                    read_ptr <= next_read_ptr;
                    read_ptr_grey_r <= next_read_ptr_grey_r;
                can_read <= next_can_read;
                if (next_can_read) begin
                    read_data <= buffer[next_read_ptr];
                end else begin
                    read_data <= 0;
            end else begin
                can_read = current_can_read;
                if (current_can_read) begin
                    read_data <= buffer[read_addr];
                end else begin
                    read_data <= 0;

    ///// CROSS-DOMAIN /////

    // Synchronize read_ptr_grey_r into read_ptr_grey_w.
    crossdomain #(.SIZE(BUFFER_ADDR_WIDTH+1)) read_ptr_grey_sync (

    // Synchronize write_ptr_grey_w into write_ptr_grey_r.
    crossdomain #(.SIZE(BUFFER_ADDR_WIDTH+1)) write_ptr_grey_sync (


Here's the signal output from a testbench I wrote for the asyncfifo module, simulated with Icarus Verilog and visualized with GTKWave:

As expected, the can_read and can_write signals "lag behind" operations in the opposite clock domain, but they do so in a safe, pessimistic way by staying false longer than necessary.
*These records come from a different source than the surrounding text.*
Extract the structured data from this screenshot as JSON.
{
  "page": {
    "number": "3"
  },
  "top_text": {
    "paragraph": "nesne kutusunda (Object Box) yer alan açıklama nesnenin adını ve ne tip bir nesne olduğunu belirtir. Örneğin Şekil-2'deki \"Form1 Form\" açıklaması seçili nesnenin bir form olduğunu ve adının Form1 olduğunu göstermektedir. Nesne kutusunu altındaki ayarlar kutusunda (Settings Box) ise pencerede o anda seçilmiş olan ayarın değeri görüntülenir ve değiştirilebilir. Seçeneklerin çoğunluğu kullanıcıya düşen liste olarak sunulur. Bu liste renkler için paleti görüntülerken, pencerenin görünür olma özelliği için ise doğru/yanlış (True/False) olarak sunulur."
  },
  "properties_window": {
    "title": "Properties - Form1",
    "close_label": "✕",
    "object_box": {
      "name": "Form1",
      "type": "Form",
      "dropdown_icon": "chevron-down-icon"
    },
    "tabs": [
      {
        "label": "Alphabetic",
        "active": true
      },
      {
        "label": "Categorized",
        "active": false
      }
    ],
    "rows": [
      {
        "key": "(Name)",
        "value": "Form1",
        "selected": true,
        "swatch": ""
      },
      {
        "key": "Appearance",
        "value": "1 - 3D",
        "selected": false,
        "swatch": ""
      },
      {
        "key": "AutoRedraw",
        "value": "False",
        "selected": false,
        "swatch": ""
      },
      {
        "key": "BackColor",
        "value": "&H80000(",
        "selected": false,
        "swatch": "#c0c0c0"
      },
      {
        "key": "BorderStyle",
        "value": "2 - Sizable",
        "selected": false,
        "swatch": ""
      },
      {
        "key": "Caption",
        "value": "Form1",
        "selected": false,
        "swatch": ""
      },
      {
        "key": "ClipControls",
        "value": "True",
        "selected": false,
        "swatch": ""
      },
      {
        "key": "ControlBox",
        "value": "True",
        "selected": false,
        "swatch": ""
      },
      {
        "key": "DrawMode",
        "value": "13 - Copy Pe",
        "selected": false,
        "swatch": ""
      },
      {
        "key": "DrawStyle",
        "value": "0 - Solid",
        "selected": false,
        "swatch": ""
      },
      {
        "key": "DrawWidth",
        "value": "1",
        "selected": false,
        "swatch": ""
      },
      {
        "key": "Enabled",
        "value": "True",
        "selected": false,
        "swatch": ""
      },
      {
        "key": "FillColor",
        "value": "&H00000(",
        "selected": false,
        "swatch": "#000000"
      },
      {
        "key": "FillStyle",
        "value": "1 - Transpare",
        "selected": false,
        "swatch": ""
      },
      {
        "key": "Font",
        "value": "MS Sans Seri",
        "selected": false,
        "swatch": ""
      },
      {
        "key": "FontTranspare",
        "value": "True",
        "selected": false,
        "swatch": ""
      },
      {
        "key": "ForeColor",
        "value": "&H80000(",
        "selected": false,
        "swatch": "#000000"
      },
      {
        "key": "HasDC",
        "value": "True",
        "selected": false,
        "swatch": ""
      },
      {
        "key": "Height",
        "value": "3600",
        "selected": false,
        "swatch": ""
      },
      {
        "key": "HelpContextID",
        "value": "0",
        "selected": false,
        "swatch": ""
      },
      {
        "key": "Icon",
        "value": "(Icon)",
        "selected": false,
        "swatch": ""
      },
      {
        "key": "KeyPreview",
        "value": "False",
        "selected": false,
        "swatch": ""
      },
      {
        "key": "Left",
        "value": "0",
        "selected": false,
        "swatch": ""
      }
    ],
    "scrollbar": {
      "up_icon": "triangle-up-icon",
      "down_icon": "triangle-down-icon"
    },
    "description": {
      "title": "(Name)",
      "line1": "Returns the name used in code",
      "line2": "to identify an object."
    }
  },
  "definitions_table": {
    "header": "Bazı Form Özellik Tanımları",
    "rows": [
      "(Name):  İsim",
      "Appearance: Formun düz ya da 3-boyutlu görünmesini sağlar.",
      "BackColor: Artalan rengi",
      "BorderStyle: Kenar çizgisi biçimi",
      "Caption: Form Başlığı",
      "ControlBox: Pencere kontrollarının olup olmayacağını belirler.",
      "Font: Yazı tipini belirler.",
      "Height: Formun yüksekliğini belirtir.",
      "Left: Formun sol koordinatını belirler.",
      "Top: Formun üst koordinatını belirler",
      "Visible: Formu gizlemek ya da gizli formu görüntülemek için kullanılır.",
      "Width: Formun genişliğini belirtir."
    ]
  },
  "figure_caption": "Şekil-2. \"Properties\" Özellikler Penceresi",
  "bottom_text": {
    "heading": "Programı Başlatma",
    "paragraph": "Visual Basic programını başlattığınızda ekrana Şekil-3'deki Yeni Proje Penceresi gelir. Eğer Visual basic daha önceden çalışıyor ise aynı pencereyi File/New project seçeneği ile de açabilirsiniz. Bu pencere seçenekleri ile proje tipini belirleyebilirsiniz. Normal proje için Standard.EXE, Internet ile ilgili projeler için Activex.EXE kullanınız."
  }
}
The slower clock of the receiver means that the four values are consumed more slowly than they were tranmitted, and (for testing purposes only) the sender intentionally transmits one additional message even though can_write is false, showing that the invalid write is safely discarded rather than corrupting the queue.

This is all just in simulation, of course, and simulation isn't subject to metastability so we'll need to try this in real hardware before we'll know for sure it's working. Next time, I'm hoping to write the producer component to read data from dynamic RAM and write it into the buffer, which will allow me to put this asyncfifo module into practice in an FPGA.